== Segment start ==

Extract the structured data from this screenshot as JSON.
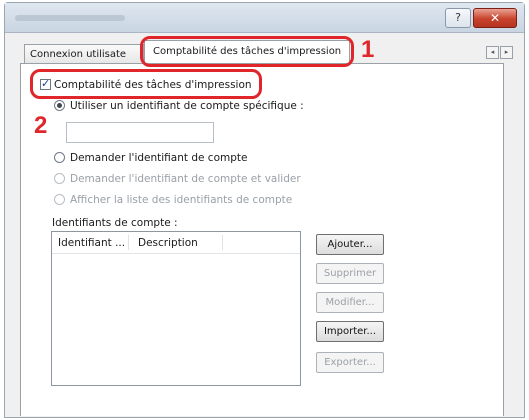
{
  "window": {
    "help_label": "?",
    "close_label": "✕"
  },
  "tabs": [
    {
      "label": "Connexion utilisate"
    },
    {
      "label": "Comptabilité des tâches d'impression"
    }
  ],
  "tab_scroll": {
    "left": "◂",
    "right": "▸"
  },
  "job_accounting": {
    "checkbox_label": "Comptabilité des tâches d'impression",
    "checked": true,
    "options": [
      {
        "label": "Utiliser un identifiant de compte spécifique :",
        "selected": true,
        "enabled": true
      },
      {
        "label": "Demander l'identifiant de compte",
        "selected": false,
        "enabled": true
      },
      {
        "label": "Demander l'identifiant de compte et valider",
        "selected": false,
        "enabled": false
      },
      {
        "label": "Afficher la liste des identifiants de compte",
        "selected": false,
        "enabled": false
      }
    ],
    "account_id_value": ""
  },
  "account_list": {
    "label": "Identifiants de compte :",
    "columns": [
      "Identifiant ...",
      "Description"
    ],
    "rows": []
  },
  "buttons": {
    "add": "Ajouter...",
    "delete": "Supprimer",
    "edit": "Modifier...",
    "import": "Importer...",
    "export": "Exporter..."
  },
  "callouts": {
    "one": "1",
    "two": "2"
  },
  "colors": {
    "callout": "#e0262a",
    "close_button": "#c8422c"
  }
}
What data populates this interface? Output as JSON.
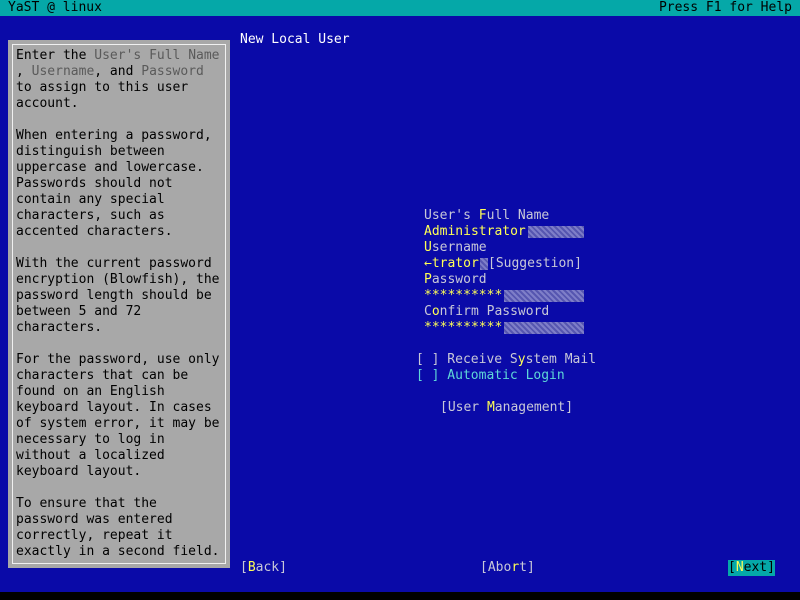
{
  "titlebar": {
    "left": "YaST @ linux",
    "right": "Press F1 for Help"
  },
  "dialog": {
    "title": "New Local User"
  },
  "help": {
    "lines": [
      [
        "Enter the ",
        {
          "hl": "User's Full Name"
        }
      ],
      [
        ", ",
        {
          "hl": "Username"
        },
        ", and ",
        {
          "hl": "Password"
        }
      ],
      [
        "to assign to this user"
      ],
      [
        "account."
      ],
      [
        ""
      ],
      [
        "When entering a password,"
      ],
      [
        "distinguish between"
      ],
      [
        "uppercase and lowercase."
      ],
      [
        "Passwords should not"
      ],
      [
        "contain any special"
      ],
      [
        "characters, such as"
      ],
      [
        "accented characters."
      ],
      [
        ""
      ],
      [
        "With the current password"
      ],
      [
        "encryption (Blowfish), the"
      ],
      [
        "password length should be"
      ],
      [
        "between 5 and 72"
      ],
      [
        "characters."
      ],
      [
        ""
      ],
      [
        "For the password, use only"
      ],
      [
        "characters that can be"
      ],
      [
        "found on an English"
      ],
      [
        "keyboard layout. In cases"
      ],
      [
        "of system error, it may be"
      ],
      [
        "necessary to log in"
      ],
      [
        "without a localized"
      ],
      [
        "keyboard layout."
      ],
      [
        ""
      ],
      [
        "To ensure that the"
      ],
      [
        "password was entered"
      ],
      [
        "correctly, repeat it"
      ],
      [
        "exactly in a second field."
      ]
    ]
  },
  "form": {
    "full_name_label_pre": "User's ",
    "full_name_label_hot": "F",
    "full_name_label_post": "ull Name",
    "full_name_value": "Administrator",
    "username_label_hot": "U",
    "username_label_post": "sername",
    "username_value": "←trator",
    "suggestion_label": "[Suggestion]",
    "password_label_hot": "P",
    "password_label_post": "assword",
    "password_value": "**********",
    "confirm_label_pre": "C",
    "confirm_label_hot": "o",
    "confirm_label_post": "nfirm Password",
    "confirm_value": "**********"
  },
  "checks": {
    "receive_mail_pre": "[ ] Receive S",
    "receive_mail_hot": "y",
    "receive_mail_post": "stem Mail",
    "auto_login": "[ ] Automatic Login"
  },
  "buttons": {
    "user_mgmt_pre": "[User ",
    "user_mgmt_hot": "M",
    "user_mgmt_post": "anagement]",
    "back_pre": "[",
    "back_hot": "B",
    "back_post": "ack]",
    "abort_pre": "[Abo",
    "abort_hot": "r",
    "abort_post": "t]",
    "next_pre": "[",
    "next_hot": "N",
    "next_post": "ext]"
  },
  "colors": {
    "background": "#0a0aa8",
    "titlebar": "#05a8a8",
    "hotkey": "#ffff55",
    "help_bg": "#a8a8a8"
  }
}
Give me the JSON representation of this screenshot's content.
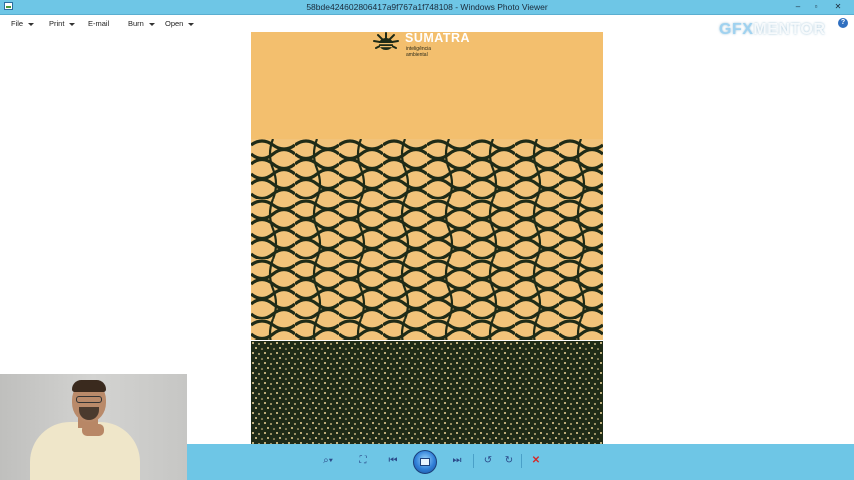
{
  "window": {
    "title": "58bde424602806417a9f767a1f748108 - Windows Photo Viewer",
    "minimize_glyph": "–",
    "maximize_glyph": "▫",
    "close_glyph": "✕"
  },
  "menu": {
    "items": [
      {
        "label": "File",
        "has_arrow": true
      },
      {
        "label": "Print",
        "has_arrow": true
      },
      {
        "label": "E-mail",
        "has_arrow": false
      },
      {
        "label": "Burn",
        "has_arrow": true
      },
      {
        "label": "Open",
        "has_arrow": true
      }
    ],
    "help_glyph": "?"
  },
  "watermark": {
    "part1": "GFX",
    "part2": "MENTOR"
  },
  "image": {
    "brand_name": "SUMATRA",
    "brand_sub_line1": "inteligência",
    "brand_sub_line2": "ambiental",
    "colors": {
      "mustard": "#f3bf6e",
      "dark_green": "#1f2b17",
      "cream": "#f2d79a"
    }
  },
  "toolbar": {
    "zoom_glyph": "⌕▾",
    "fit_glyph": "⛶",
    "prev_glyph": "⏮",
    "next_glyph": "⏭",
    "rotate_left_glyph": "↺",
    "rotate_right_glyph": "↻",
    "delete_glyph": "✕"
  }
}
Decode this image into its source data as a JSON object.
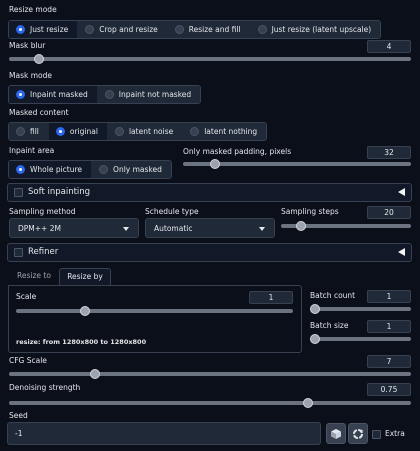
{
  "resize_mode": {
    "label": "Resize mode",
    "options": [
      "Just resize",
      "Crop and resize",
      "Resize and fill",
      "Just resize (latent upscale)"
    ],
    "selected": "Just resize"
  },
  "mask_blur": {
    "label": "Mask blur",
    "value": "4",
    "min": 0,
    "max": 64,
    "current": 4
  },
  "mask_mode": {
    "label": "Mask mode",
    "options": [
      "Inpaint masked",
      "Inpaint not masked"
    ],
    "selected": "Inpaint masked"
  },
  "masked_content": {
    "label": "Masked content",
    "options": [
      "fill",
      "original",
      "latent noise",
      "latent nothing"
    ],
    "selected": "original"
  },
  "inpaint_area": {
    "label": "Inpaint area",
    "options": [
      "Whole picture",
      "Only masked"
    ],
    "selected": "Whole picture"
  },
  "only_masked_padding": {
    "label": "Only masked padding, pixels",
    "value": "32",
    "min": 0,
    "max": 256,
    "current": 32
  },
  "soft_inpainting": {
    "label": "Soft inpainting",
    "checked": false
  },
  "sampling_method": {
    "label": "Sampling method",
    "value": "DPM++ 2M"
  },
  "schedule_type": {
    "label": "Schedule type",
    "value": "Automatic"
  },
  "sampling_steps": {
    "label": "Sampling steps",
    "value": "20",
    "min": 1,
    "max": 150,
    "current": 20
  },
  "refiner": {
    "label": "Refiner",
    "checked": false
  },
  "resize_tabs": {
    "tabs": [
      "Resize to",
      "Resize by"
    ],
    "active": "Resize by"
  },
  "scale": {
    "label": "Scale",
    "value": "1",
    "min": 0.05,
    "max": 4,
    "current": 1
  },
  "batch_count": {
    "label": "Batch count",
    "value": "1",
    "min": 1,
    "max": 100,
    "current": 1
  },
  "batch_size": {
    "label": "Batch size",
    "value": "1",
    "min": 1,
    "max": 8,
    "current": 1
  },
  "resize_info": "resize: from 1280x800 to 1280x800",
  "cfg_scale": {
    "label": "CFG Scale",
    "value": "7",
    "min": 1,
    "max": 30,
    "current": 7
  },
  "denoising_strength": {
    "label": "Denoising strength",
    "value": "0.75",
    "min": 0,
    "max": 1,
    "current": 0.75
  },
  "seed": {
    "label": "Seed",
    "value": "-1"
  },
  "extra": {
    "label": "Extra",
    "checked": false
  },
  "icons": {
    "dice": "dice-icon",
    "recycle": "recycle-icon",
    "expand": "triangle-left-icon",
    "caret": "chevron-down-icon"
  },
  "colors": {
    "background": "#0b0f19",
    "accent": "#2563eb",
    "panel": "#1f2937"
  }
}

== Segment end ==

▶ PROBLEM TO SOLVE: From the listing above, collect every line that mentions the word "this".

▶ WRITTEN RESPONSE:
Extract the structured data from this screenshot as JSON.
What data populates this interface? Output as JSON.
        "to assign to this user"
Give me the JSON representation of this screenshot's content.
Decode this image into its source data as a JSON object.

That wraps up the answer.